Whitman-Walker Clinic's G-Net program, a health and wellness program for gay and bisexual men in the Washington, D.C., area, is launching a new HIV/AIDS prevention campaign that specifically targets men who have sex with men. The campaign, funded by the district's health department, the HIV/AIDS Administration, and Whitman-Walker, will include ads in gay newspapers and in bus shelters throughout the city.
"Gay and bisexual men continue to be at high risk for HIV infection," said A. Cornelius Baker, executive director of Whitman-Walker Clinic. "In Washington, men who have sex with men account for 43% of all current cases of HIV infection. Nationwide, as many as one third of all gay and bisexual African-American men may be HIV-positive. We need to reach out to these men to ensure that they take the necessary steps to protect themselves."

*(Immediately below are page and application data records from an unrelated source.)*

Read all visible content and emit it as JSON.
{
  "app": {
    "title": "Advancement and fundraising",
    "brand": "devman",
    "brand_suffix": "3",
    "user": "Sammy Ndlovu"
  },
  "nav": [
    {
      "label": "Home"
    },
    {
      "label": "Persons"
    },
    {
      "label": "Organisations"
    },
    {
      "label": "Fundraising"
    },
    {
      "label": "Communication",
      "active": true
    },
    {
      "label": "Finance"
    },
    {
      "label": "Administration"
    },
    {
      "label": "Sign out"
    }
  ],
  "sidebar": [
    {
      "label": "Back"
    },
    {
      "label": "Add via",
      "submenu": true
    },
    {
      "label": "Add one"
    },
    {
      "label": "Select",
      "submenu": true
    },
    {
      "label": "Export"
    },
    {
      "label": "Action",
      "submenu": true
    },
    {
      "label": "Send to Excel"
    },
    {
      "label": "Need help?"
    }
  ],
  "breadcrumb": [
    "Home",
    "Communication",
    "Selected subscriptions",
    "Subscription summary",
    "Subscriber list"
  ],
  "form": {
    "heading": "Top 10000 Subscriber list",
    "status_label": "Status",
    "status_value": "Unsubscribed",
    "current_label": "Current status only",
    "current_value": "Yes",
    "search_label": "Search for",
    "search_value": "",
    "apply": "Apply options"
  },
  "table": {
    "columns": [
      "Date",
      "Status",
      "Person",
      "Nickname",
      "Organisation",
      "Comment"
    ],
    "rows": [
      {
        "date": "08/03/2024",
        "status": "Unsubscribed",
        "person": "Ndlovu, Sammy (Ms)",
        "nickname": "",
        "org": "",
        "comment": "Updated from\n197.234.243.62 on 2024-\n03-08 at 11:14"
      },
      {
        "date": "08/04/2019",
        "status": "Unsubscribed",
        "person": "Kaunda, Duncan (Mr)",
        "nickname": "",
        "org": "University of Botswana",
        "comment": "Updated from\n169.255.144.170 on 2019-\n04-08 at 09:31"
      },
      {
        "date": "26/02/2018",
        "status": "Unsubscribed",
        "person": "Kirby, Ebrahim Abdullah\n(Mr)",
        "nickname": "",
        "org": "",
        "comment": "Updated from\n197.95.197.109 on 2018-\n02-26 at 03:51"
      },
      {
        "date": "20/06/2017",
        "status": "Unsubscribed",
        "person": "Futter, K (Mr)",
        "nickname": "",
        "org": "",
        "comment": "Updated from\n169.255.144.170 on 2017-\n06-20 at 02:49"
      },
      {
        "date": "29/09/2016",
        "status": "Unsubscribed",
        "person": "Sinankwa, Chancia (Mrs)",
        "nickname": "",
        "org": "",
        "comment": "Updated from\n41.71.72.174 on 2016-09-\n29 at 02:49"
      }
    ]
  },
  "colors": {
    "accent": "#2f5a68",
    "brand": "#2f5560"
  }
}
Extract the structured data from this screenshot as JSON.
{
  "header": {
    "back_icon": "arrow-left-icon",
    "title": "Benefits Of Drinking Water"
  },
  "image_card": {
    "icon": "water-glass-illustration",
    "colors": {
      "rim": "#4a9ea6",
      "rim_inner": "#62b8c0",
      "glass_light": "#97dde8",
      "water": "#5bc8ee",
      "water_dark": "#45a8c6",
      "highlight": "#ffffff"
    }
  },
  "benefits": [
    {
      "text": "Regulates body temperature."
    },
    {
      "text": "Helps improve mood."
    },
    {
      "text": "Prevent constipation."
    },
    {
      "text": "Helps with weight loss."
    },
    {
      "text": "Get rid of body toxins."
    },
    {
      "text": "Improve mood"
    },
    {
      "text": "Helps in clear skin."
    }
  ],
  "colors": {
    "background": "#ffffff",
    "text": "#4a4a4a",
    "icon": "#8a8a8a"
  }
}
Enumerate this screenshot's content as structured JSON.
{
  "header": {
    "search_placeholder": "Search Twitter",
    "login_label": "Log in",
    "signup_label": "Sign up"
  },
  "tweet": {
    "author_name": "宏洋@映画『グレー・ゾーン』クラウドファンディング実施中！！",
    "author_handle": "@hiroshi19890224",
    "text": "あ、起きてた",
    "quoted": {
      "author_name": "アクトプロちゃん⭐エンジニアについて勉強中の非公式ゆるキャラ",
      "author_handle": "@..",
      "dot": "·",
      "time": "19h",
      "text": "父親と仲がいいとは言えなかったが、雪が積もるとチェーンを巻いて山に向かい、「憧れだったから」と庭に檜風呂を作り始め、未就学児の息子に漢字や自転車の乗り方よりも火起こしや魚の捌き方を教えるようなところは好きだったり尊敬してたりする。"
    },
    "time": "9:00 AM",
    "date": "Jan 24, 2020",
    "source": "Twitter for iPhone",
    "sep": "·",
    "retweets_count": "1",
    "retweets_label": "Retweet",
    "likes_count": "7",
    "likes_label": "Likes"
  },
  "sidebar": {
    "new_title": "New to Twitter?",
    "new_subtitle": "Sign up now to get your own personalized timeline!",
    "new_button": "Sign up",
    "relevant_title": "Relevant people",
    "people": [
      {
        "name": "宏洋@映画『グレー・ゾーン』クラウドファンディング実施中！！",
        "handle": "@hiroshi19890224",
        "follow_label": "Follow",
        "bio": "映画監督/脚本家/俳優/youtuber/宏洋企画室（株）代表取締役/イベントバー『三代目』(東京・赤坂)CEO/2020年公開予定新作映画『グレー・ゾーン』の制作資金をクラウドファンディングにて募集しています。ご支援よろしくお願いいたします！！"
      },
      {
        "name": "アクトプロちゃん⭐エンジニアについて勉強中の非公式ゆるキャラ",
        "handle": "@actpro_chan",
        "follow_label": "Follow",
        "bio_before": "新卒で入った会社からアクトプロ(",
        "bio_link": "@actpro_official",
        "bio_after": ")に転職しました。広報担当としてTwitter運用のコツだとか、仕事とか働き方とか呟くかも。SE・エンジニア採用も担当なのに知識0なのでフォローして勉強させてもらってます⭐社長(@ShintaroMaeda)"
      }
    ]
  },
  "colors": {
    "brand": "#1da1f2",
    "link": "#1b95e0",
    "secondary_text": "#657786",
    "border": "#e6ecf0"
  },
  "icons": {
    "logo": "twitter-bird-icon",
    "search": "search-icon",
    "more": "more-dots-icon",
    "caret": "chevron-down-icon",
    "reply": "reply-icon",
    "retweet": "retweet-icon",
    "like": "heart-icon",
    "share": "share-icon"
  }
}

The ads stress the need for gay and bisexual men to think of safer sex as they would any other regular safety activities in their lives, like locking their doors and wearing seat belts in their cars. "Why should sex be any different?" asked Stephen McDonnell, G-Net program manager. "It is vital that men know their own HIV status and take universal precautions to protect themselves during sex."